(25) incorporate any business or venture in which the decedent was engaged at the time of death;
(26) provide for exoneration of the personal representative from personal liability in any contract entered into on behalf of the estate;
(27) satisfy and settle claims and distribute the estate as provided in this chapter;
(28) foreclose a mortgage, lien, or pledge or collect the debts secured thereby, or complete any such proceeding commenced by the decedent;
(29) exercise all powers granted to guardians and conservators by sections 524.5-101 to 524.5-502.

(a) A personal representative is entitled to reasonable compensation for services. If a will provides for compensation of the personal representative and there is no contract with the decedent regarding compensation, the personal representative may renounce the provision before qualifying and be entitled to reasonable compensation. A personal representative also may renounce the right to all or any part of the compensation. A written renunciation of fee may be filed with the court.
(b) In determining what is reasonable compensation, the court shall give consideration to the following factors:
(1) the time and labor required;
(2) the complexity and novelty of problems involved; and
(3) the extent of the responsibilities assumed and the results obtained.

Any personal representative or person nominated as personal representative who defends or prosecutes any proceeding in good faith, whether successful or not, or any interested person who successfully opposes the allowance of a will, is entitled to receive from the estate necessary expenses and disbursements including reasonable attorneys’ fees incurred.

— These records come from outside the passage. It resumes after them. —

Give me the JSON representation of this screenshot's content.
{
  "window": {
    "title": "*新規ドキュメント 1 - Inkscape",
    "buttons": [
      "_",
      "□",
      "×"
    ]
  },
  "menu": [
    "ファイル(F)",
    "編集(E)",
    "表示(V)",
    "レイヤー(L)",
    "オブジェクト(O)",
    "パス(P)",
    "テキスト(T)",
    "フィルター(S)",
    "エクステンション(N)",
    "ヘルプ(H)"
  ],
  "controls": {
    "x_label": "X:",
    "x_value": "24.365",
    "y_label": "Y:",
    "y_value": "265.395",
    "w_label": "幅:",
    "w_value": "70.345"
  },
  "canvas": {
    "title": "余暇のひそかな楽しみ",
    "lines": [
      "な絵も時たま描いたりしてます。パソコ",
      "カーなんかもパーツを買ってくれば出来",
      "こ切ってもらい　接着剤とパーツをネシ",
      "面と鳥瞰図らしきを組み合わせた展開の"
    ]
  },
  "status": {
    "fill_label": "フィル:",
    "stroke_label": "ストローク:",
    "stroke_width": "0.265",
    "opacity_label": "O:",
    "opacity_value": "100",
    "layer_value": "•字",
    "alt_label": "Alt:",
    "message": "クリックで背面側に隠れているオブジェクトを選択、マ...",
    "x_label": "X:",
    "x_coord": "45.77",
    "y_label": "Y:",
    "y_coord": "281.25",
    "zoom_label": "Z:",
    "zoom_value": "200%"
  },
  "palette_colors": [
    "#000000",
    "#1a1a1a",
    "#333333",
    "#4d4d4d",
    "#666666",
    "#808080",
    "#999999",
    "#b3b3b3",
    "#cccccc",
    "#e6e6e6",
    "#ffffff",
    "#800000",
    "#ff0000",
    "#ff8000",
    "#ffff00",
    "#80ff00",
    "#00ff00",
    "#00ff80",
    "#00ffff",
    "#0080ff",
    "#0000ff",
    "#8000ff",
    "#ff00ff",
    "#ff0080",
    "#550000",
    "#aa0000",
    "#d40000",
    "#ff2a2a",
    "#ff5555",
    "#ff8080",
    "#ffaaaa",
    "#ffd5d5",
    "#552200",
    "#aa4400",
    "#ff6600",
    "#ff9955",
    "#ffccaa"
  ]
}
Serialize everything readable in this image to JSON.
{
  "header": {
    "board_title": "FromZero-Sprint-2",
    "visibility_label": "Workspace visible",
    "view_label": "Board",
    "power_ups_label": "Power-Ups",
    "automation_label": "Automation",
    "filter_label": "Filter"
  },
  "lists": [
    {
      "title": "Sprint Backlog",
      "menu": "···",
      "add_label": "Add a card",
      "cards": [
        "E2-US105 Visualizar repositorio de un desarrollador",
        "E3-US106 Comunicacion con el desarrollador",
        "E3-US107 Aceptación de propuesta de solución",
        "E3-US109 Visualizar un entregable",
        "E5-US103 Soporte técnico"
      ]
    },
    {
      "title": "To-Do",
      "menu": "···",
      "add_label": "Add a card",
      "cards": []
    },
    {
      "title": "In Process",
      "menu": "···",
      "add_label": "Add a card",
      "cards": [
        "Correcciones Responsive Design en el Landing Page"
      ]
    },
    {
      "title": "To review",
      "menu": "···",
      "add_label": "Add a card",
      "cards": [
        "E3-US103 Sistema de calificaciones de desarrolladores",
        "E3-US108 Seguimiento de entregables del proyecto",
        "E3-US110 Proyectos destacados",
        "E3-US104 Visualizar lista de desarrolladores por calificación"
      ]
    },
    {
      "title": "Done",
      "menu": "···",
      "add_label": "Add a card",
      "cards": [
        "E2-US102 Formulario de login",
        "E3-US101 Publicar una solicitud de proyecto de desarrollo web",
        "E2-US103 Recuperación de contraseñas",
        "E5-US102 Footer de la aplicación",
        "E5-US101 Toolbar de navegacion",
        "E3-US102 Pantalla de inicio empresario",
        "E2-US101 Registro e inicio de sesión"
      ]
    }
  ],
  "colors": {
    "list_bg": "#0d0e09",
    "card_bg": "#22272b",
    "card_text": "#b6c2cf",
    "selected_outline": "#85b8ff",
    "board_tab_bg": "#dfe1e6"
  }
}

When after demand the personal representative refuses to prosecute or pursue a claim or asset of the estate or a claim is made against the personal representative on behalf of the estate and any interested person shall then by a separate attorney prosecute or pursue and recover such fund or asset for the benefit of the estate, or when, and to the extent that, the services of an attorney for any interested person contribute to the benefit of the estate, as such, as distinguished from the personal benefit of such person, such attorney shall be paid such compensation from the estate as the court shall deem just and reasonable and commensurate with the benefit to the estate from the recovery so made or from such services.

After notice to all interested persons or on petition of an interested person or on appropriate motion if administration is supervised, the propriety of employment of any person by a personal representative including any attorney, auditor, investment advisor or other specialized agent or assistant, the reasonableness of the compensation of any person so employed, or the reasonableness of the compensation determined by the personal representative for personal representative services, may be reviewed by the court. Any person who has received excessive compensation from an estate for services rendered may be ordered to make appropriate refunds.